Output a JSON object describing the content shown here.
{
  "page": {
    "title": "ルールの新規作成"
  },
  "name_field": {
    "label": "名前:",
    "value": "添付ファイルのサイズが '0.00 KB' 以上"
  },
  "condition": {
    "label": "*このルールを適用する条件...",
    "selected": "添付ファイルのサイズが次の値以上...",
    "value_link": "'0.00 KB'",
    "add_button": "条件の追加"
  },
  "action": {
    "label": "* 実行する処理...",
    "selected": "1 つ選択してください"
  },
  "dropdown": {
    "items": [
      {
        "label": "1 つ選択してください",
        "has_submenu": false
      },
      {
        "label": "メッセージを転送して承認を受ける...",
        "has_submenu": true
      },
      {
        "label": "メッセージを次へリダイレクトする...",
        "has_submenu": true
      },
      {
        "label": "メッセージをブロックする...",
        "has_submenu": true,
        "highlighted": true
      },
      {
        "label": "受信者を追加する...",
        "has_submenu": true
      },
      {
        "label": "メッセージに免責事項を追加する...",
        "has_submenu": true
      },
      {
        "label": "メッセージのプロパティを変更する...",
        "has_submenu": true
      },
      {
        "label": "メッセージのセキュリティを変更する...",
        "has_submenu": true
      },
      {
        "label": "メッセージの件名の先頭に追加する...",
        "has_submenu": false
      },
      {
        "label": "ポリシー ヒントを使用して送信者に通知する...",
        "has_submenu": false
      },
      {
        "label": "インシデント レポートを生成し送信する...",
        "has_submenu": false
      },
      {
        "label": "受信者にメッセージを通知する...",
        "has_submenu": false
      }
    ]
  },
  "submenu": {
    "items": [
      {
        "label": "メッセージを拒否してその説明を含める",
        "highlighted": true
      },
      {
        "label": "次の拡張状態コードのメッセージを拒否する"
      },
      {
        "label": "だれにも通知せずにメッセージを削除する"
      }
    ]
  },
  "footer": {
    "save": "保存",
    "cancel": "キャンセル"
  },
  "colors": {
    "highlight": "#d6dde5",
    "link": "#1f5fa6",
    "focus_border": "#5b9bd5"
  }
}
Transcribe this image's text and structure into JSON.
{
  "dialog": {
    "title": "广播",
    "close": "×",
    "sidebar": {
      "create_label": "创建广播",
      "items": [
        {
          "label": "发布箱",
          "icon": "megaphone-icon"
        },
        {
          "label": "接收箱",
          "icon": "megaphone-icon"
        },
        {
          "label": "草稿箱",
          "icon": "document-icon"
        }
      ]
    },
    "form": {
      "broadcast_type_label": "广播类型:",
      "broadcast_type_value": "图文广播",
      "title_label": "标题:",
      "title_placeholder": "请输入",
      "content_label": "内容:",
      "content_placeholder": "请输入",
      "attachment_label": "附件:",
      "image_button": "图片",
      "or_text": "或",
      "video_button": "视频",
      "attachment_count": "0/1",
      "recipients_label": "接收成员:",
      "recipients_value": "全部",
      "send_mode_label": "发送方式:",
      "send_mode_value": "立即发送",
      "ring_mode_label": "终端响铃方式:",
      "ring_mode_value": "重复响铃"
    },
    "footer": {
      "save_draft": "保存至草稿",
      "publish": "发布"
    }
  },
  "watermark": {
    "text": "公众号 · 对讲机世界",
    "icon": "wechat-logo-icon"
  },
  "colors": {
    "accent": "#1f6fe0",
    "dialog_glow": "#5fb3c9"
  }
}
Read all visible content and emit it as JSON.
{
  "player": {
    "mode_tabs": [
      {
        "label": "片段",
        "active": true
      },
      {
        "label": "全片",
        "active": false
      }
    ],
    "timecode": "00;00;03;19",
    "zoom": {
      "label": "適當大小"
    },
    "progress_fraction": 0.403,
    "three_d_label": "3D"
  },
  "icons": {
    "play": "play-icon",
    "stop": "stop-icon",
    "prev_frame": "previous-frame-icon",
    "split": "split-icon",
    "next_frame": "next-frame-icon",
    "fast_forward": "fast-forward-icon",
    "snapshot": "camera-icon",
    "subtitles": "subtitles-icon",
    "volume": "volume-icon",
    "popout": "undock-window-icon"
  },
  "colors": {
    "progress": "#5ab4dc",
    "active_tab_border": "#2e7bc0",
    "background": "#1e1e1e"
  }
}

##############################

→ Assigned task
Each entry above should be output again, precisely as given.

→ Exercise response
Output a JSON object describing the content shown here.
{
  "page": {
    "title": "ルールの新規作成"
  },
  "name_field": {
    "label": "名前:",
    "value": "添付ファイルのサイズが '0.00 KB' 以上"
  },
  "condition": {
    "label": "*このルールを適用する条件...",
    "selected": "添付ファイルのサイズが次の値以上...",
    "value_link": "'0.00 KB'",
    "add_button": "条件の追加"
  },
  "action": {
    "label": "* 実行する処理...",
    "selected": "1 つ選択してください"
  },
  "dropdown": {
    "items": [
      {
        "label": "1 つ選択してください",
        "has_submenu": false
      },
      {
        "label": "メッセージを転送して承認を受ける...",
        "has_submenu": true
      },
      {
        "label": "メッセージを次へリダイレクトする...",
        "has_submenu": true
      },
      {
        "label": "メッセージをブロックする...",
        "has_submenu": true,
        "highlighted": true
      },
      {
        "label": "受信者を追加する...",
        "has_submenu": true
      },
      {
        "label": "メッセージに免責事項を追加する...",
        "has_submenu": true
      },
      {
        "label": "メッセージのプロパティを変更する...",
        "has_submenu": true
      },
      {
        "label": "メッセージのセキュリティを変更する...",
        "has_submenu": true
      },
      {
        "label": "メッセージの件名の先頭に追加する...",
        "has_submenu": false
      },
      {
        "label": "ポリシー ヒントを使用して送信者に通知する...",
        "has_submenu": false
      },
      {
        "label": "インシデント レポートを生成し送信する...",
        "has_submenu": false
      },
      {
        "label": "受信者にメッセージを通知する...",
        "has_submenu": false
      }
    ]
  },
  "submenu": {
    "items": [
      {
        "label": "メッセージを拒否してその説明を含める",
        "highlighted": true
      },
      {
        "label": "次の拡張状態コードのメッセージを拒否する"
      },
      {
        "label": "だれにも通知せずにメッセージを削除する"
      }
    ]
  },
  "footer": {
    "save": "保存",
    "cancel": "キャンセル"
  },
  "colors": {
    "highlight": "#d6dde5",
    "link": "#1f5fa6",
    "focus_border": "#5b9bd5"
  }
}
Transcribe this image's text and structure into JSON.
{
  "dialog": {
    "title": "广播",
    "close": "×",
    "sidebar": {
      "create_label": "创建广播",
      "items": [
        {
          "label": "发布箱",
          "icon": "megaphone-icon"
        },
        {
          "label": "接收箱",
          "icon": "megaphone-icon"
        },
        {
          "label": "草稿箱",
          "icon": "document-icon"
        }
      ]
    },
    "form": {
      "broadcast_type_label": "广播类型:",
      "broadcast_type_value": "图文广播",
      "title_label": "标题:",
      "title_placeholder": "请输入",
      "content_label": "内容:",
      "content_placeholder": "请输入",
      "attachment_label": "附件:",
      "image_button": "图片",
      "or_text": "或",
      "video_button": "视频",
      "attachment_count": "0/1",
      "recipients_label": "接收成员:",
      "recipients_value": "全部",
      "send_mode_label": "发送方式:",
      "send_mode_value": "立即发送",
      "ring_mode_label": "终端响铃方式:",
      "ring_mode_value": "重复响铃"
    },
    "footer": {
      "save_draft": "保存至草稿",
      "publish": "发布"
    }
  },
  "watermark": {
    "text": "公众号 · 对讲机世界",
    "icon": "wechat-logo-icon"
  },
  "colors": {
    "accent": "#1f6fe0",
    "dialog_glow": "#5fb3c9"
  }
}
Read all visible content and emit it as JSON.
{
  "player": {
    "mode_tabs": [
      {
        "label": "片段",
        "active": true
      },
      {
        "label": "全片",
        "active": false
      }
    ],
    "timecode": "00;00;03;19",
    "zoom": {
      "label": "適當大小"
    },
    "progress_fraction": 0.403,
    "three_d_label": "3D"
  },
  "icons": {
    "play": "play-icon",
    "stop": "stop-icon",
    "prev_frame": "previous-frame-icon",
    "split": "split-icon",
    "next_frame": "next-frame-icon",
    "fast_forward": "fast-forward-icon",
    "snapshot": "camera-icon",
    "subtitles": "subtitles-icon",
    "volume": "volume-icon",
    "popout": "undock-window-icon"
  },
  "colors": {
    "progress": "#5ab4dc",
    "active_tab_border": "#2e7bc0",
    "background": "#1e1e1e"
  }
}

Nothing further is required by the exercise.